--- Data ---

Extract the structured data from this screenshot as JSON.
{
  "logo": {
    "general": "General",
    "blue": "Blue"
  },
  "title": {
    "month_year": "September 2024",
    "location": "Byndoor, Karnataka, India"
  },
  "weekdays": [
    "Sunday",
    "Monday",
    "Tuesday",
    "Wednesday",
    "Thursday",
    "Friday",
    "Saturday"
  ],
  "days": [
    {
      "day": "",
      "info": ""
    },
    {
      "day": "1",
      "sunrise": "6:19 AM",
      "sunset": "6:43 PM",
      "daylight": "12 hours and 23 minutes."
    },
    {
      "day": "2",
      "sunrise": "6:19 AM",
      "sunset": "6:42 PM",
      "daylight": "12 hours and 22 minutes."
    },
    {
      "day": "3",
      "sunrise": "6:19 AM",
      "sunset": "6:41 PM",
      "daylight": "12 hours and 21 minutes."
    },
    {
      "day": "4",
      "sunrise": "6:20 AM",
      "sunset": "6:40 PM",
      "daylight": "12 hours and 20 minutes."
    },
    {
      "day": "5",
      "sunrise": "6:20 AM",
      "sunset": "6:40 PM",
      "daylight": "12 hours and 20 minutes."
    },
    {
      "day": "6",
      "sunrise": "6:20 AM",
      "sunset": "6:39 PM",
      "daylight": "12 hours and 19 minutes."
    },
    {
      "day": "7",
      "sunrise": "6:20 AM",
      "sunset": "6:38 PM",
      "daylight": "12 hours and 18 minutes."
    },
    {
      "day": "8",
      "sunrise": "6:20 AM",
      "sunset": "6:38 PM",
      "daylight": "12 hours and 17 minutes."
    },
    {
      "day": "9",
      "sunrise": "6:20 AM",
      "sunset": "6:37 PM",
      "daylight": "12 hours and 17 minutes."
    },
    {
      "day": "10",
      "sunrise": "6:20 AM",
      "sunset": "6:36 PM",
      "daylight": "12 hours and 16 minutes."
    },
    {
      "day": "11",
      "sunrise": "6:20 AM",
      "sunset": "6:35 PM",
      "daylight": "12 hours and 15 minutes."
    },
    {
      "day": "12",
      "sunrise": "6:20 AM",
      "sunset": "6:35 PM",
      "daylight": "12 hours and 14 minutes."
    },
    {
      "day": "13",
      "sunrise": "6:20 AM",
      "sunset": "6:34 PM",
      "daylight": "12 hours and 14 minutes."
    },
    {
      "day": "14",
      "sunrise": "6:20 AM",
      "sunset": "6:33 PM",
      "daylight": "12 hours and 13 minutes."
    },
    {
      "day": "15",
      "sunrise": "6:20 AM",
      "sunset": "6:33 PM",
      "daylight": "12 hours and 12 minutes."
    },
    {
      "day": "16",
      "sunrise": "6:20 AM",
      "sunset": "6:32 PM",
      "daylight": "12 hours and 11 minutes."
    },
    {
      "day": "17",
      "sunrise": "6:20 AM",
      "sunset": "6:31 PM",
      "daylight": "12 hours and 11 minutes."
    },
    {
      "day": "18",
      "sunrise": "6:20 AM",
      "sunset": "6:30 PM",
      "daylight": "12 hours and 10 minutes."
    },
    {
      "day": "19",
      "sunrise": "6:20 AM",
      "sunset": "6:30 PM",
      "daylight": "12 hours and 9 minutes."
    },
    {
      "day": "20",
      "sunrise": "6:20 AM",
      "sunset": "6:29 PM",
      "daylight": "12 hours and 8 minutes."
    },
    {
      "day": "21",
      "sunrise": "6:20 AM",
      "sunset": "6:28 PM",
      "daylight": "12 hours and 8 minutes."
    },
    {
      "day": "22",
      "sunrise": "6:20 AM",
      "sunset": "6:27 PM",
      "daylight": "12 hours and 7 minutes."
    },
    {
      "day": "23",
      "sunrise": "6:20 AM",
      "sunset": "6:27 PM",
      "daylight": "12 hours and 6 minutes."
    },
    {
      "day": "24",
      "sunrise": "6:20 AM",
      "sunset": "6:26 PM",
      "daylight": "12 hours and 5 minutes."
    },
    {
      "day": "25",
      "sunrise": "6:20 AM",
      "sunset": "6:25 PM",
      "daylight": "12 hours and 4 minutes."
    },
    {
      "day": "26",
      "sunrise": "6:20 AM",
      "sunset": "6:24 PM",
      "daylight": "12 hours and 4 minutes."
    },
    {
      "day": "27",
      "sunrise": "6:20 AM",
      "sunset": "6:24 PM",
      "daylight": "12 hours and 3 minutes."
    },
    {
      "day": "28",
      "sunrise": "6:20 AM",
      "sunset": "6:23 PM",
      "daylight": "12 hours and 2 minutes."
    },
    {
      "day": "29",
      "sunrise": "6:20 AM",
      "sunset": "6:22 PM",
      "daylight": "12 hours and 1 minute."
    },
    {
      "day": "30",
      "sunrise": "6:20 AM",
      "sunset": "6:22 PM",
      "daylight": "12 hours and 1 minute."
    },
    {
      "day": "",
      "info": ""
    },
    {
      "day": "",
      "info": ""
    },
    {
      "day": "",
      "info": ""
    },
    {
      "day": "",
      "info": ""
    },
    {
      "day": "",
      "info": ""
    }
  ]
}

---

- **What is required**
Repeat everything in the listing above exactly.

- **Your response**
Extract the structured data from this screenshot as JSON.
{
  "logo": {
    "general": "General",
    "blue": "Blue"
  },
  "title": {
    "month_year": "September 2024",
    "location": "Byndoor, Karnataka, India"
  },
  "weekdays": [
    "Sunday",
    "Monday",
    "Tuesday",
    "Wednesday",
    "Thursday",
    "Friday",
    "Saturday"
  ],
  "days": [
    {
      "day": "",
      "info": ""
    },
    {
      "day": "1",
      "sunrise": "6:19 AM",
      "sunset": "6:43 PM",
      "daylight": "12 hours and 23 minutes."
    },
    {
      "day": "2",
      "sunrise": "6:19 AM",
      "sunset": "6:42 PM",
      "daylight": "12 hours and 22 minutes."
    },
    {
      "day": "3",
      "sunrise": "6:19 AM",
      "sunset": "6:41 PM",
      "daylight": "12 hours and 21 minutes."
    },
    {
      "day": "4",
      "sunrise": "6:20 AM",
      "sunset": "6:40 PM",
      "daylight": "12 hours and 20 minutes."
    },
    {
      "day": "5",
      "sunrise": "6:20 AM",
      "sunset": "6:40 PM",
      "daylight": "12 hours and 20 minutes."
    },
    {
      "day": "6",
      "sunrise": "6:20 AM",
      "sunset": "6:39 PM",
      "daylight": "12 hours and 19 minutes."
    },
    {
      "day": "7",
      "sunrise": "6:20 AM",
      "sunset": "6:38 PM",
      "daylight": "12 hours and 18 minutes."
    },
    {
      "day": "8",
      "sunrise": "6:20 AM",
      "sunset": "6:38 PM",
      "daylight": "12 hours and 17 minutes."
    },
    {
      "day": "9",
      "sunrise": "6:20 AM",
      "sunset": "6:37 PM",
      "daylight": "12 hours and 17 minutes."
    },
    {
      "day": "10",
      "sunrise": "6:20 AM",
      "sunset": "6:36 PM",
      "daylight": "12 hours and 16 minutes."
    },
    {
      "day": "11",
      "sunrise": "6:20 AM",
      "sunset": "6:35 PM",
      "daylight": "12 hours and 15 minutes."
    },
    {
      "day": "12",
      "sunrise": "6:20 AM",
      "sunset": "6:35 PM",
      "daylight": "12 hours and 14 minutes."
    },
    {
      "day": "13",
      "sunrise": "6:20 AM",
      "sunset": "6:34 PM",
      "daylight": "12 hours and 14 minutes."
    },
    {
      "day": "14",
      "sunrise": "6:20 AM",
      "sunset": "6:33 PM",
      "daylight": "12 hours and 13 minutes."
    },
    {
      "day": "15",
      "sunrise": "6:20 AM",
      "sunset": "6:33 PM",
      "daylight": "12 hours and 12 minutes."
    },
    {
      "day": "16",
      "sunrise": "6:20 AM",
      "sunset": "6:32 PM",
      "daylight": "12 hours and 11 minutes."
    },
    {
      "day": "17",
      "sunrise": "6:20 AM",
      "sunset": "6:31 PM",
      "daylight": "12 hours and 11 minutes."
    },
    {
      "day": "18",
      "sunrise": "6:20 AM",
      "sunset": "6:30 PM",
      "daylight": "12 hours and 10 minutes."
    },
    {
      "day": "19",
      "sunrise": "6:20 AM",
      "sunset": "6:30 PM",
      "daylight": "12 hours and 9 minutes."
    },
    {
      "day": "20",
      "sunrise": "6:20 AM",
      "sunset": "6:29 PM",
      "daylight": "12 hours and 8 minutes."
    },
    {
      "day": "21",
      "sunrise": "6:20 AM",
      "sunset": "6:28 PM",
      "daylight": "12 hours and 8 minutes."
    },
    {
      "day": "22",
      "sunrise": "6:20 AM",
      "sunset": "6:27 PM",
      "daylight": "12 hours and 7 minutes."
    },
    {
      "day": "23",
      "sunrise": "6:20 AM",
      "sunset": "6:27 PM",
      "daylight": "12 hours and 6 minutes."
    },
    {
      "day": "24",
      "sunrise": "6:20 AM",
      "sunset": "6:26 PM",
      "daylight": "12 hours and 5 minutes."
    },
    {
      "day": "25",
      "sunrise": "6:20 AM",
      "sunset": "6:25 PM",
      "daylight": "12 hours and 4 minutes."
    },
    {
      "day": "26",
      "sunrise": "6:20 AM",
      "sunset": "6:24 PM",
      "daylight": "12 hours and 4 minutes."
    },
    {
      "day": "27",
      "sunrise": "6:20 AM",
      "sunset": "6:24 PM",
      "daylight": "12 hours and 3 minutes."
    },
    {
      "day": "28",
      "sunrise": "6:20 AM",
      "sunset": "6:23 PM",
      "daylight": "12 hours and 2 minutes."
    },
    {
      "day": "29",
      "sunrise": "6:20 AM",
      "sunset": "6:22 PM",
      "daylight": "12 hours and 1 minute."
    },
    {
      "day": "30",
      "sunrise": "6:20 AM",
      "sunset": "6:22 PM",
      "daylight": "12 hours and 1 minute."
    },
    {
      "day": "",
      "info": ""
    },
    {
      "day": "",
      "info": ""
    },
    {
      "day": "",
      "info": ""
    },
    {
      "day": "",
      "info": ""
    },
    {
      "day": "",
      "info": ""
    }
  ]
}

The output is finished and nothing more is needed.